Start Making Money
Just like a traditional ATM business, your profit from operating your Bitcoin ATM machine comes from transaction fees. While ATM surcharge fees are a set amount regardless of the transaction amount, BTM transaction fees are a percent of the transaction. So if you charge 12% and someone purchases $1,000 worth of bitcoin, that’s $120 in your pocket.
Transaction fees are between 10 and 20% on average. However, they range anywhere from 7% to 25%. You’ll have to find a balance between a fee that provides you with your desired income and that’s also fair enough for your customers to encourage business.
Operational Costs and Profit
When it comes to operational costs and profit, the numbers will vary, so it’s hard to provide you with guaranteed figures. However, let’s consider this example:

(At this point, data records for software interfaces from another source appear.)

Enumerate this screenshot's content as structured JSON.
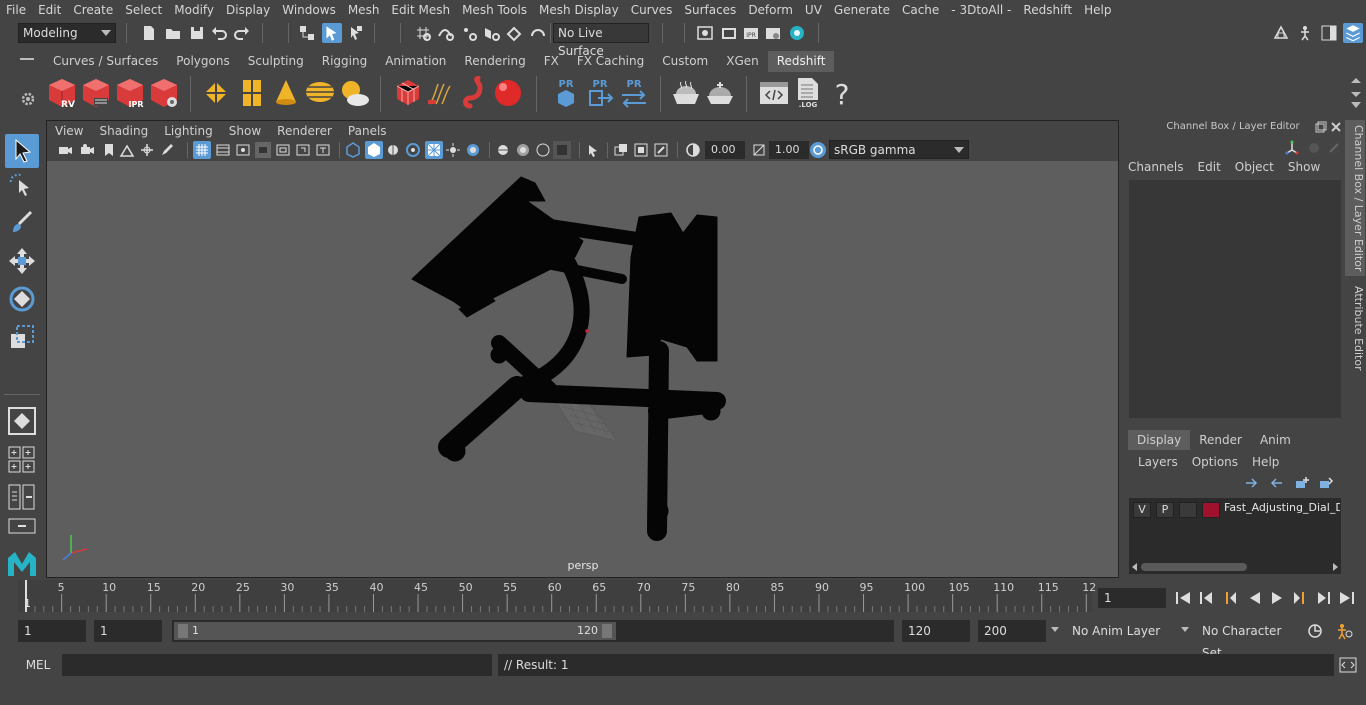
{
  "menubar": {
    "items": [
      "File",
      "Edit",
      "Create",
      "Select",
      "Modify",
      "Display",
      "Windows",
      "Mesh",
      "Edit Mesh",
      "Mesh Tools",
      "Mesh Display",
      "Curves",
      "Surfaces",
      "Deform",
      "UV",
      "Generate",
      "Cache",
      "- 3DtoAll -",
      "Redshift",
      "Help"
    ]
  },
  "statusline": {
    "workspace": "Modeling",
    "live_surface": "No Live Surface"
  },
  "shelf": {
    "tabs": [
      "Curves / Surfaces",
      "Polygons",
      "Sculpting",
      "Rigging",
      "Animation",
      "Rendering",
      "FX",
      "FX Caching",
      "Custom",
      "XGen",
      "Redshift"
    ],
    "active_tab": "Redshift",
    "icon_labels": {
      "rv": "RV",
      "ipr": "IPR",
      "pr1": "PR",
      "pr2": "PR",
      "pr3": "PR",
      "log": ".LOG",
      "help": "?"
    }
  },
  "viewport": {
    "menu": [
      "View",
      "Shading",
      "Lighting",
      "Show",
      "Renderer",
      "Panels"
    ],
    "exposure": "0.00",
    "gamma": "1.00",
    "color_space": "sRGB gamma",
    "camera_label": "persp"
  },
  "channelbox": {
    "title": "Channel Box / Layer Editor",
    "menu": [
      "Channels",
      "Edit",
      "Object",
      "Show"
    ],
    "layer_tabs": [
      "Display",
      "Render",
      "Anim"
    ],
    "active_layer_tab": "Display",
    "layer_menu": [
      "Layers",
      "Options",
      "Help"
    ],
    "layer": {
      "visible": "V",
      "playback": "P",
      "name": "Fast_Adjusting_Dial_D",
      "color": "#a0112d"
    }
  },
  "side_tabs": {
    "channel": "Channel Box / Layer Editor",
    "attribute": "Attribute Editor"
  },
  "timeline": {
    "ticks": [
      "5",
      "10",
      "15",
      "20",
      "25",
      "30",
      "35",
      "40",
      "45",
      "50",
      "55",
      "60",
      "65",
      "70",
      "75",
      "80",
      "85",
      "90",
      "95",
      "100",
      "105",
      "110",
      "115",
      "12"
    ],
    "start_marker": "1",
    "current_frame": "1"
  },
  "range": {
    "start": "1",
    "playback_start": "1",
    "slider_start": "1",
    "slider_end": "120",
    "playback_end": "120",
    "end": "200",
    "anim_layer": "No Anim Layer",
    "character_set": "No Character Set"
  },
  "cmd": {
    "language": "MEL",
    "result": "// Result: 1"
  },
  "colors": {
    "bg": "#444444",
    "viewport_bg": "#5e5e5e",
    "accent_blue": "#5b9bd5",
    "redshift_red": "#d93a3a"
  }
}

Say your machine collects $30,000 in transactions in a given month ($50-60,000 possible for high transaction months). Your transaction fee (like an ATM surcharge) could be 10-12% (This number is much higher than what you might set for a traditional ATM machine due solely to the lack of competition.). You make a gross total of $3,600.
Now, what costs do you need to deduct from that? First is your rent fee for your BTM location. This could be as little as $150 to rent space in a small business or as much as $500 to rent space at a large shopping center.
Second, you need a budget for maintenance and supplies. Account for things like receipt paper, cleaning supplies, and maintenance costs should anything go wrong with the machine. You might allot $30-$40 for this.
Third, you will more than likely want to purchase an insurance policy for your machine, too. This will vary based on a number of factors (company, policy, location, etc.), but you can estimate $40-$50 for general liability.
Last is compliance. You will probably spend about $100 for an AML program.
After you deduct these costs, you are still looking at about $3,000 net. Not too bad for passive income!
Should I Start a Bitcoin ATM Business?
Just like a traditional ATM business, a Bitcoin ATM business can be a good source of passive income. It will require an initial investment and some hard work finding the right location and experimenting with the transaction fee. But once you get started, in most cases BTM management can be conducted remotely.
Most importantly, cryptocurrency is here to stay. Adoption rates have been rapidly increasing and its audience is becoming more and more diverse. During its advent, cryptocurrency was really only an investment option for those with a large amount of assets. Now, it’s becoming more mainstream and available to the average person—your target audience.
Traditional ATM or Bitcoin ATM Business?
Traditional ATM and Bitcoin ATM businesses are very similar in structure. The differences lie in the details: machine features, compliance regulations, banks, start-up costs, profit potential, and of course currencies. If you’re interested in earning passive income, you can start an ATM business and work your way up. Or, you can jump right into a BTM business. Maybe you are already an IAD and are ready to venture into the world of crypto. Whatever your case may be, contact your service provider to get started!